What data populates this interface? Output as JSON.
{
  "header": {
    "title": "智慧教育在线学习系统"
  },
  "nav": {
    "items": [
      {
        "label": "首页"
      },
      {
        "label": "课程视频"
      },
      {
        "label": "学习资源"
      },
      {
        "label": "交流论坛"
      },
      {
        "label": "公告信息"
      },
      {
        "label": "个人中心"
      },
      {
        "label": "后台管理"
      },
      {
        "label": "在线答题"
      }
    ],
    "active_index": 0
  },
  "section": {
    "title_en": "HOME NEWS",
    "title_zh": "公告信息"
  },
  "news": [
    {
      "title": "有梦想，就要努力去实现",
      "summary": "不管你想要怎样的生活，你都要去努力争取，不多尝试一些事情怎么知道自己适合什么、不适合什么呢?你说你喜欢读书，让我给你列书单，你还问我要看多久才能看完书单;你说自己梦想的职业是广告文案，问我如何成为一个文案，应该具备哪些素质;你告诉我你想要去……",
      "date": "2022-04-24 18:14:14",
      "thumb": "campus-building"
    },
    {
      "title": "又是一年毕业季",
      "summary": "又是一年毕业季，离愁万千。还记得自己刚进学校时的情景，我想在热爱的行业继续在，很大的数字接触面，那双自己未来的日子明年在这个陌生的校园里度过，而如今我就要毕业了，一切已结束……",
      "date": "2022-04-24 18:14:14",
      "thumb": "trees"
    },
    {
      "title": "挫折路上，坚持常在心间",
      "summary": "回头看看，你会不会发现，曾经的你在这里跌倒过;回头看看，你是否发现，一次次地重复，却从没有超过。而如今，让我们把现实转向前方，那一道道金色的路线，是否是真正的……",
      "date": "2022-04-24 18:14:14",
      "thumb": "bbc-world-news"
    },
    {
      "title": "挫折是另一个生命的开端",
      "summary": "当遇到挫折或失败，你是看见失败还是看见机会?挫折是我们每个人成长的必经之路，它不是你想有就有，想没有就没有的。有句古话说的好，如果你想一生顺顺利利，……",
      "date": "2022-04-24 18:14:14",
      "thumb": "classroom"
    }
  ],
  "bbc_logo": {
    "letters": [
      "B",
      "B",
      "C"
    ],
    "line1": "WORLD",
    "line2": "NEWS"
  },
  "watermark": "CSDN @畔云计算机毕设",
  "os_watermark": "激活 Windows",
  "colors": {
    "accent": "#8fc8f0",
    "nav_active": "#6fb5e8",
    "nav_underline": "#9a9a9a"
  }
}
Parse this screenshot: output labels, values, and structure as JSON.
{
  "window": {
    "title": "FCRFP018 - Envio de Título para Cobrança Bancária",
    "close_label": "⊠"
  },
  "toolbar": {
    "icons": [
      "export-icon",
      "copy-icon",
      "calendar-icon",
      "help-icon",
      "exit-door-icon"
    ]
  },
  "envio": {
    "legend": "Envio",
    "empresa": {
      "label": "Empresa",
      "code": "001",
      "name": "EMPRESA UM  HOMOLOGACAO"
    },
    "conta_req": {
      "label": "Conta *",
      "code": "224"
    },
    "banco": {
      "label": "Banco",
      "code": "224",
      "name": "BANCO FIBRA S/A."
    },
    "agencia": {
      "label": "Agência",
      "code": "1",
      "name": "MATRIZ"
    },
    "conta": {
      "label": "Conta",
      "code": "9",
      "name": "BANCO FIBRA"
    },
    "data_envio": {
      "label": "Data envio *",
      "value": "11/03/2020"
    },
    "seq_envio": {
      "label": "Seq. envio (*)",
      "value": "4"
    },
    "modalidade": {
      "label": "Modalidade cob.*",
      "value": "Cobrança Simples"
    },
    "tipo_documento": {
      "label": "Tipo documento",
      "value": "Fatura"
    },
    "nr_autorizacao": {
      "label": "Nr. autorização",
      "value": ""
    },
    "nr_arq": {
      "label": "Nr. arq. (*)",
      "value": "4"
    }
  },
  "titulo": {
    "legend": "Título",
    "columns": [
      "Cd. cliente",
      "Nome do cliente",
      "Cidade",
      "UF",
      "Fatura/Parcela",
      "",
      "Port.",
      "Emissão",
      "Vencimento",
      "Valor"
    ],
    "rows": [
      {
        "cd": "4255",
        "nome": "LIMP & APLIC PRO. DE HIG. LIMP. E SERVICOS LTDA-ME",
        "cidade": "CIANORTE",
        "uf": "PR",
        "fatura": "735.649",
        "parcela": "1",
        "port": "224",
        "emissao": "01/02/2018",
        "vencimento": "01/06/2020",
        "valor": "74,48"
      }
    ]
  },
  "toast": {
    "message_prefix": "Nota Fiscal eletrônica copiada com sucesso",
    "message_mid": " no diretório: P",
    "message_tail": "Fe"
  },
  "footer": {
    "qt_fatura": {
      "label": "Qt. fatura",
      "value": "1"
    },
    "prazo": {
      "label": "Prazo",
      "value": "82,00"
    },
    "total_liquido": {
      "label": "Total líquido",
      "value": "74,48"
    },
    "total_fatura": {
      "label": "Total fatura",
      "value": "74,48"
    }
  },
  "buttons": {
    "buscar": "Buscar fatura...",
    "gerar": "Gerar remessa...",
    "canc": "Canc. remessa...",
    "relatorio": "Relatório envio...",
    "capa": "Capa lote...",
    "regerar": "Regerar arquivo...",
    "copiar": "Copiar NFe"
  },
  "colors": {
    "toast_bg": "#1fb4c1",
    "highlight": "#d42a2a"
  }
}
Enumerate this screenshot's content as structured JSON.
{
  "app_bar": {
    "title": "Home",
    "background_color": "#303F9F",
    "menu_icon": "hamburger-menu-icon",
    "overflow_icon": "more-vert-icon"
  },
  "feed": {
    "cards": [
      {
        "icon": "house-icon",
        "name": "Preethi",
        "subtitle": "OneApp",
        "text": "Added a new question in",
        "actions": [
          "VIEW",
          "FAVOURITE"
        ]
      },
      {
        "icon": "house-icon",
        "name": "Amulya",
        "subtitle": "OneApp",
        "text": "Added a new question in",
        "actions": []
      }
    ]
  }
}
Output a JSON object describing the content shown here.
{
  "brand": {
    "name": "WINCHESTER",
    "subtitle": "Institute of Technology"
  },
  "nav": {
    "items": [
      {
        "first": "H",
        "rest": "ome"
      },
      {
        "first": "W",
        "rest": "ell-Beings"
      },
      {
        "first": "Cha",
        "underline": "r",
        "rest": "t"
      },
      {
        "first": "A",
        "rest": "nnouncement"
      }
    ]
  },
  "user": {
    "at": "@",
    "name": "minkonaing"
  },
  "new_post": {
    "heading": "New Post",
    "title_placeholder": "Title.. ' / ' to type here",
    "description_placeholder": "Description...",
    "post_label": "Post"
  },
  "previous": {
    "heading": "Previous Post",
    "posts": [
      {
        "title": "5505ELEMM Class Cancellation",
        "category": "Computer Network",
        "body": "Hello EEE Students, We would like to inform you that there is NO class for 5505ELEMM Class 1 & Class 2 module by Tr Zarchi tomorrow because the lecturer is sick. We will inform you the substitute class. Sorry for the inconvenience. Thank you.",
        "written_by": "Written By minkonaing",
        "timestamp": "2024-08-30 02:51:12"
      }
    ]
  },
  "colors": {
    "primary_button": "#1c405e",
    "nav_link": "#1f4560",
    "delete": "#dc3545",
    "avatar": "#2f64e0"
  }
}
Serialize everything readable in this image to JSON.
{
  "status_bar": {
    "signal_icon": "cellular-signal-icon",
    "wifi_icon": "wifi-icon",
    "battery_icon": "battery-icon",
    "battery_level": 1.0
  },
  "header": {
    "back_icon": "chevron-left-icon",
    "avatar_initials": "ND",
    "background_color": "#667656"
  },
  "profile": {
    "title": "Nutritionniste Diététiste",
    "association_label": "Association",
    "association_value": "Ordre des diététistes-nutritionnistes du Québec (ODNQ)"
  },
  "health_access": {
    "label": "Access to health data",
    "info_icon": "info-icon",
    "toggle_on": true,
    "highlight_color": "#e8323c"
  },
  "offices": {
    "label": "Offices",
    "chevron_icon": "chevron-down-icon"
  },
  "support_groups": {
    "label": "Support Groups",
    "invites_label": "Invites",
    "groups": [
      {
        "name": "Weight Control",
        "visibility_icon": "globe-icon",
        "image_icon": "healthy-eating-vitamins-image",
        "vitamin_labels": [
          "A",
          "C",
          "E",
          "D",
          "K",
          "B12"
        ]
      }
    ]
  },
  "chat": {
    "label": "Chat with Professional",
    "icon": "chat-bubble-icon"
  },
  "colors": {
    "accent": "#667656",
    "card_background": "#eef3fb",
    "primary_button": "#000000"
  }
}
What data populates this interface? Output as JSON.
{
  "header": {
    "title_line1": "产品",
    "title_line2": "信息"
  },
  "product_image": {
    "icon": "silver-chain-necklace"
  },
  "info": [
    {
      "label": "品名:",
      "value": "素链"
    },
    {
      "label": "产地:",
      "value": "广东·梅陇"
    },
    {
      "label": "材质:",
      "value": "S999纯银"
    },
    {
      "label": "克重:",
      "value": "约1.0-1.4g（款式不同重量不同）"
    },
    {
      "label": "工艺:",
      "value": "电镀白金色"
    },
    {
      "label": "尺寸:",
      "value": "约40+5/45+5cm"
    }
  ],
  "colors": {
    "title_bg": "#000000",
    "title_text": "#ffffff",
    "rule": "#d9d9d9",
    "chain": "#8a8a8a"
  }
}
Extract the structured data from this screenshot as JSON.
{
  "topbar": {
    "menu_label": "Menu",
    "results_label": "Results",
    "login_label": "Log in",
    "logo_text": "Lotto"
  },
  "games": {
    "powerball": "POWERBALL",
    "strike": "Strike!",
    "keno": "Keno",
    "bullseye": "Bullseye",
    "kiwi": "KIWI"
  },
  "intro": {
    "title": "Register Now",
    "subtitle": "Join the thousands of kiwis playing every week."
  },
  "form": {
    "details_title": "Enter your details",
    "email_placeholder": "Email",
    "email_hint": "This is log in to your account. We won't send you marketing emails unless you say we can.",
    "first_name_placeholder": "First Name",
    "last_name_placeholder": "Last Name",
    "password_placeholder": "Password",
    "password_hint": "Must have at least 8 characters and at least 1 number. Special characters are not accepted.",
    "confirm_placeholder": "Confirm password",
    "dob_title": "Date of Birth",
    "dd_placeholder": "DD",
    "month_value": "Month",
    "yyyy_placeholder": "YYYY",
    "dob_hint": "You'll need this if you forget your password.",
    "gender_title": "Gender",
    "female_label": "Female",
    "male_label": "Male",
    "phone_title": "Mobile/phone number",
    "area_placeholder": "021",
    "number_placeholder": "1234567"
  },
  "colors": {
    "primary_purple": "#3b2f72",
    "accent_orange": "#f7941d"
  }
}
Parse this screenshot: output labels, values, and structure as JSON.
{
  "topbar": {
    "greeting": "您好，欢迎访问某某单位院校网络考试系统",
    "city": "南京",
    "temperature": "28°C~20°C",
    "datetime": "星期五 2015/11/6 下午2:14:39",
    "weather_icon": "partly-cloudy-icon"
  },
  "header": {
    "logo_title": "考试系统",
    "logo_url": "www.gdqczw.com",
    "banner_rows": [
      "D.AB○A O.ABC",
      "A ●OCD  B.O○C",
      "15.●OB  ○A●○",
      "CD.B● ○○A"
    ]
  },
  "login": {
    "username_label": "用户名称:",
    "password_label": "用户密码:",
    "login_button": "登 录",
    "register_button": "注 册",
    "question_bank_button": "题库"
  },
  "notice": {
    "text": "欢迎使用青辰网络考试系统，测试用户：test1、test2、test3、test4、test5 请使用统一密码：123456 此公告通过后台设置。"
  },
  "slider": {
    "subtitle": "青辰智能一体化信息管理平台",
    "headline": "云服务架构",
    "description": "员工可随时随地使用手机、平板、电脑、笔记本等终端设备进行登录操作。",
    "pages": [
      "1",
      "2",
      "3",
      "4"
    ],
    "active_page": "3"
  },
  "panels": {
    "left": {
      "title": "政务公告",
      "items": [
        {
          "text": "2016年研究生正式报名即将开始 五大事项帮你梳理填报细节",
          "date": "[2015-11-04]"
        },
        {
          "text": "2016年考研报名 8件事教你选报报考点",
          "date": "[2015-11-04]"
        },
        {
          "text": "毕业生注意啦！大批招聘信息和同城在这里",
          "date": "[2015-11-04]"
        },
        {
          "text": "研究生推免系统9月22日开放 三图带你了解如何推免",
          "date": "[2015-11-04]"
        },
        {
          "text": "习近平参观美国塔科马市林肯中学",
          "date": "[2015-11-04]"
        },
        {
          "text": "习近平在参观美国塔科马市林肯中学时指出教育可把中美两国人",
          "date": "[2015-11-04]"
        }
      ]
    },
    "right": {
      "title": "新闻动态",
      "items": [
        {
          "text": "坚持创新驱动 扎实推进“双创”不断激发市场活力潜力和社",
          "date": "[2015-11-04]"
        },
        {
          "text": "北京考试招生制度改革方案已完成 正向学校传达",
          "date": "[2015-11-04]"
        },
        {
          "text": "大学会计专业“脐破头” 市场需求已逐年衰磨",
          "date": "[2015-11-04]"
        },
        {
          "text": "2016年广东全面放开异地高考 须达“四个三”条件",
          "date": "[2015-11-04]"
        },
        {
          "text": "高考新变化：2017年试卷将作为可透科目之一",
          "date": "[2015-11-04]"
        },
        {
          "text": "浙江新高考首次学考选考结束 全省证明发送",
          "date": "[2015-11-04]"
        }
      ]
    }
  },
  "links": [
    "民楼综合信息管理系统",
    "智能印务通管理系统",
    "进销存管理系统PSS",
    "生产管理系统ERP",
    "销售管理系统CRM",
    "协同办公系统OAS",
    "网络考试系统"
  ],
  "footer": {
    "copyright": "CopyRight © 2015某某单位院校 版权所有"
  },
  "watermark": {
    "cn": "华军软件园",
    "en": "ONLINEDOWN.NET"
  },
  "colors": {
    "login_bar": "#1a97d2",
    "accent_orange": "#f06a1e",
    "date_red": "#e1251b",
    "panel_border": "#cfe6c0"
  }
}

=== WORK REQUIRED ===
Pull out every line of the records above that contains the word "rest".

=== EXERCISE OUTPUT ===
        "rest": "ome"
        "rest": "ell-Beings"
        "rest": "t"
        "rest": "nnouncement"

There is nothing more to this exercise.